The term Generation X refers to people who were born from 1965 to 1980. These people are between the ages of 37-51 today, and they have witnessed rapid technological breakthroughs. Like the Baby Boomers, Xers tend to respect authority figures, and they do not mind being told what to do. A member of this generation is more likely to look for new opportunities rather than having a showdown with those in management.
Generation Xers lean towards efficiency when it comes to connecting with others. They are familiar with social media, emails, text messages, and the multitude of communication apps that are currently available. They are not stickers for formalities like Baby Boomers are, but they do appreciate it to an extent. Generation Xers tend to prefer emails, Skype, and Facetime for communications. They have not fully hopped on the social media train, but they would rather skip having to waste time driving to an appointment if five minutes of Facetime can get the job done.
The term Millennials refers to people born from 1981-1997. It’s a generation that has been bombarded with information right from their infancy. It’s the generation of dot-com startups, smartphones, video games, diversity, and social media.
Millennials tend to be extremely comfortable with technology, and they have no problem throwing out outdated tech. While Millennials have an unfounded reputation as a bunch of loafers who live with their parent’s until their thirties, their attitudes are actually pragmatic. Millennials tend to only patronize companies that share their values.
Group settings and collaboration is a norm for millennials. This generation recognizes authority figures in professional settings, but they are not intimidated or fearful of them. Millennials typically don’t have a problem questioning those ahead of them in the hierarchy at work or anywhere else, but that should not be mistaken for defiance or arrogance. These people simply believe questioning things and working together gets the best results.
Millennials have a strong preference for newer forms of communication like text messages, social media, and emails. They tend to view face-to-face conversations and phone calls as inefficient – and often unnecessary – ways to connect that are best reserved for emergencies and urgent matters.
How The Shift Affects Law Firm Marketing

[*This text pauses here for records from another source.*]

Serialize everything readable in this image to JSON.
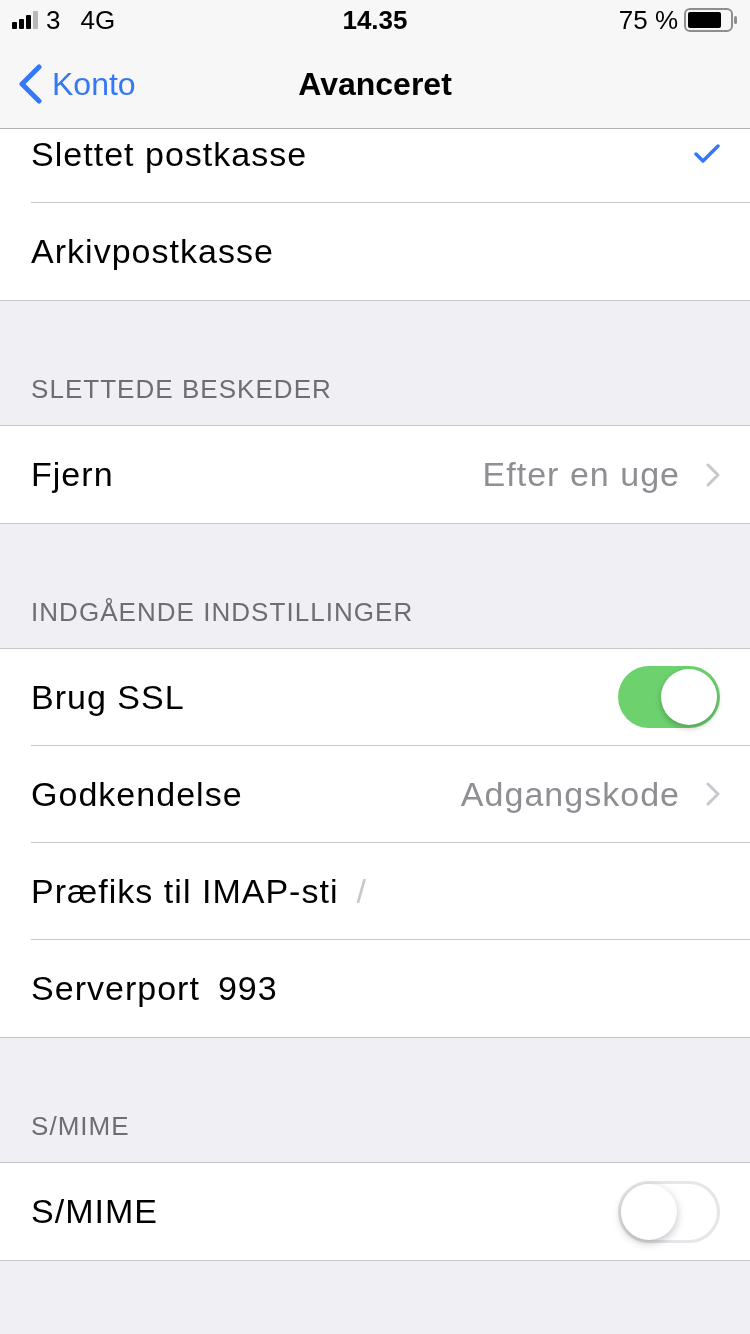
{
  "status_bar": {
    "carrier": "3",
    "network": "4G",
    "time": "14.35",
    "battery": "75 %"
  },
  "nav": {
    "back": "Konto",
    "title": "Avanceret"
  },
  "sections": [
    {
      "rows": [
        {
          "kind": "choice",
          "label": "Slettet postkasse",
          "selected": true
        },
        {
          "kind": "choice",
          "label": "Arkivpostkasse",
          "selected": false
        }
      ]
    },
    {
      "header": "SLETTEDE BESKEDER",
      "rows": [
        {
          "kind": "link",
          "label": "Fjern",
          "value": "Efter en uge"
        }
      ]
    },
    {
      "header": "INDGÅENDE INDSTILLINGER",
      "rows": [
        {
          "kind": "toggle",
          "label": "Brug SSL",
          "on": true
        },
        {
          "kind": "link",
          "label": "Godkendelse",
          "value": "Adgangskode"
        },
        {
          "kind": "field",
          "label": "Præfiks til IMAP-sti",
          "placeholder": "/"
        },
        {
          "kind": "field",
          "label": "Serverport",
          "value": "993"
        }
      ]
    },
    {
      "header": "S/MIME",
      "rows": [
        {
          "kind": "toggle",
          "label": "S/MIME",
          "on": false
        }
      ]
    }
  ]
}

The current demographic shift in the workforce will have a negative impact on law firms that fail to adapt, but it also represents new opportunities for those who understand the changes that are coming and capitalize on it.
The winners will be the law firms that understand the key differences between the different generations. The one-size-fits-all approach to Law Firm Marketing simply will not cut it anymore. For example, Boomers tend to feel neglected when professionals they hire only communicate with them via emails. Send a Boomer a text update, and that might be the end of the business relationship.
Conversely, Millennials tend to find unnecessary phone calls and meetings annoying. These people would rather get their updates via text messages, social media, or emails.
It’s more important than ever to understand the differences between these types of clients – especially when it comes to marketing:
- Targeted audiences have to be clearly defined for social media and PPC campaigns – Each generation should have its own unique personas developed
- Lawyers have to be familiar with all forms of modern communications
- Extra effort needs to be put into understanding each client and customizing that person’s experience with the firm
- Traditional methods of advertising like radio, print, and television are no longer sufficient
- Firms need to market their internal culture to attract millennials
Call Today To Speak With A Law Firm Marketing Agency Expert From Gorilla Webtactics
At Gorilla Webtactics, our Law Firm Marketing experts understand the demographic changes that are taking place, and we have lots of experience reaching a wider audience using traditional and newer marketing methods like Search Engine Optimization (SEO), social media, and emails.
Some of our clients have witnessed up to 100 percent growth within 18 months using our marketing strategies. Call us today at 612-470-9877 and we will help you grow better.